Dwight Evans – MAYBE, IF . . . Who didn’t love Dewey. But this is one situation in which I sometimes think Sox fans let their love of a player cloud their judgement. Dewey wasn’t HOF worthy. And, on his own, not number retirement worthy either. But, just as I can’t see retiring Dewey’s 24 without honoring Manny’s 24, I don’t think you can retire Manny’s 24 without retiring Dewey’s. Manny was a GREAT hitter who contributed a lot to Boston’s success, but also brought a less-than-honorable attitude and behavior. Great hitter? Definitely. Number retirement worthy? Begrudingly yes. The best solution is you retire Number 24 honoring both of them.
Tony Conigliaro – NO C’mon. Tony C had some great years, and he projected to be an all-time great hitter had injury not cut his career short. But who knows what would have happened. It’s a shame, but he is not retirement worthy . . . no matter what Steve Buckley says.
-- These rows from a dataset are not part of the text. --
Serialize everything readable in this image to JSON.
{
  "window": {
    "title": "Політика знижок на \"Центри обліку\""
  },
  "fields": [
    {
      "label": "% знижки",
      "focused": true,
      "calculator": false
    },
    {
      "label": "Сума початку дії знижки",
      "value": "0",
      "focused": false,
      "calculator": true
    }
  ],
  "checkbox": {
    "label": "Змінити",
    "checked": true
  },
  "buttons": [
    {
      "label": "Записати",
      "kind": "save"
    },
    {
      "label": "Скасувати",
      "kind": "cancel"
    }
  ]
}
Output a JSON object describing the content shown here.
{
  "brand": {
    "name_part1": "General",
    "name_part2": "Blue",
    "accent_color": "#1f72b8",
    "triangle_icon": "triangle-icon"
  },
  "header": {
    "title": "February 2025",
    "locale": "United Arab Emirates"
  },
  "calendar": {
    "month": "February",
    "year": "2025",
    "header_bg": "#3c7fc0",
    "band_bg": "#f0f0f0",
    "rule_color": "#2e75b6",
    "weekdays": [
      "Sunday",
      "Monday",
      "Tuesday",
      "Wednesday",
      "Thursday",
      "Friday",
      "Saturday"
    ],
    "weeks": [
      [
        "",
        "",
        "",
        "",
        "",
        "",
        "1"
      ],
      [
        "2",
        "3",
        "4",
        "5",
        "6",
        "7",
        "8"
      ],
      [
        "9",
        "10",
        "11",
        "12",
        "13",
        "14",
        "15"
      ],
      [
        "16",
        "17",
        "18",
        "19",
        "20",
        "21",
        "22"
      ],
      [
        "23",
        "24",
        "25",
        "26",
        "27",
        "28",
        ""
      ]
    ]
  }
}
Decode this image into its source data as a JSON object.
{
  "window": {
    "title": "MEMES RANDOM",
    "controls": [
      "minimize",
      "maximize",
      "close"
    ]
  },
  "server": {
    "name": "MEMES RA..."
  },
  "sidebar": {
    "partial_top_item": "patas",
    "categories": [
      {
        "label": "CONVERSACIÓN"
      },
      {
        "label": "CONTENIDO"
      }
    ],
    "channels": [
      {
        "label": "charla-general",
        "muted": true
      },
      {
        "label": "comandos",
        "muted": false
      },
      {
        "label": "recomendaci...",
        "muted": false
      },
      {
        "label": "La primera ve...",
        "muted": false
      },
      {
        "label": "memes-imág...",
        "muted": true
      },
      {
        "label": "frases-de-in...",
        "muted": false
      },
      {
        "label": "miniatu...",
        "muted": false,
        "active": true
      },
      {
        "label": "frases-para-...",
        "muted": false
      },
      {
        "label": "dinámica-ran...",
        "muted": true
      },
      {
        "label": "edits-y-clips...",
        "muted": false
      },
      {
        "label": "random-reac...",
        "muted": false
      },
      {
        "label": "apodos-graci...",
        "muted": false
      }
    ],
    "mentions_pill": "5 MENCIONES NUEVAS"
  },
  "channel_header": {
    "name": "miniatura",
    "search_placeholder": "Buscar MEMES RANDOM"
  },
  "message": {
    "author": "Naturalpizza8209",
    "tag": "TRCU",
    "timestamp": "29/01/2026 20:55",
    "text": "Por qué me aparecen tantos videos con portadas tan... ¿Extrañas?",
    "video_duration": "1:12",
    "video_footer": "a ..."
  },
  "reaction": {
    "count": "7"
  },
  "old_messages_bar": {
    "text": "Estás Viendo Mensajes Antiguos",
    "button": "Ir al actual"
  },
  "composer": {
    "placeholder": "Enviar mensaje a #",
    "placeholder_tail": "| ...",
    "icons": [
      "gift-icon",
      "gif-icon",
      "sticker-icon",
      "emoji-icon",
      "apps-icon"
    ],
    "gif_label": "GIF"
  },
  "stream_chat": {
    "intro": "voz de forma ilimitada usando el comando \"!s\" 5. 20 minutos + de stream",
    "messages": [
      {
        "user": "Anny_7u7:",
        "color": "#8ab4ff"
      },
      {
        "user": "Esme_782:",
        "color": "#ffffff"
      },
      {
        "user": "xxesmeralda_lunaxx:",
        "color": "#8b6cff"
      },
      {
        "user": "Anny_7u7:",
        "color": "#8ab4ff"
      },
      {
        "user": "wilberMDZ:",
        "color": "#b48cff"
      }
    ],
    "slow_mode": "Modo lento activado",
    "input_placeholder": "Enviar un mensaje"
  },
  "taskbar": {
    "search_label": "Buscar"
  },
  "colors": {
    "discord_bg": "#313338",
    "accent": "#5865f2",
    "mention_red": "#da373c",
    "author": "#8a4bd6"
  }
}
Wade Boggs – NO, NO WAY A great hitter who was renowned as a selfish player more interested in padding his stats than winning games, Boggs certainly reached his magic 3,000-hit number to punch his ticket to the Hall of Fame. But discerning baseball minds know Boggs was not a great baseball player.
Some other numbers I think should be retired eventually: Pedro’s Number 45. Sure, you might be bitter he went to the Mets. Of course, I still contend if Lucciano and Co. had ponied up another year on that contract, the Sox would have won another Series in 2005. Sure, there would have been lost years at the end of the contract, but would that have been so bad for a team that had just won its first championship in 86 years? Bottom line, when you consider how good he was and how offensively-scewed the era of the late-1990s and early-2000s was, Pedro Martinez with the Red Sox may have been the best pitcher . . . ever. Sure, scoff. Then go look at his numbers during those years. And in terms of contributions to the Sox, there was more electricity in Fenway for Pedro regular season games than other games, ever, for any player. David Ortiz’s Number 34. When I got my Red Sox Memories DVD, I noticed it had four numbers on the front — 9 (retired), 8 (retired), 27 (retired) and 34 (still playing). I took that as a sign of how people view David Ortiz’s accomplishments and contributions to the Red Sox, and, hopefully, as a sign of things to come. Regardless of what happens from here on out, regardless of whether this year is a sign of Ortiz’s ultimate downfall, his place in Red Sox history is sealed. I was at Fenway to see first-hand his heroics in Game 4 of the 2004 ALCS. We all remember the many, many heroics since 2003. How about the pep-talk he gave players prior to Game 4 of the 2004 ALCS, when he talked about the long disappointment of Sox fans and wanting to make them smile. Or the pep-talk prior to Game 5 of the 2007 ALCS, when, down 3-1 to the Indians (racist franchise), he had a player meeting and told his teammates that wearing the Red Sox uniform meant they were bad motherf#@%kers. He and Manny made up the most potent 3-4 combination since Ruth-Gehrig. And he is perhaps the most beloved Red Sox player ever. End of debate.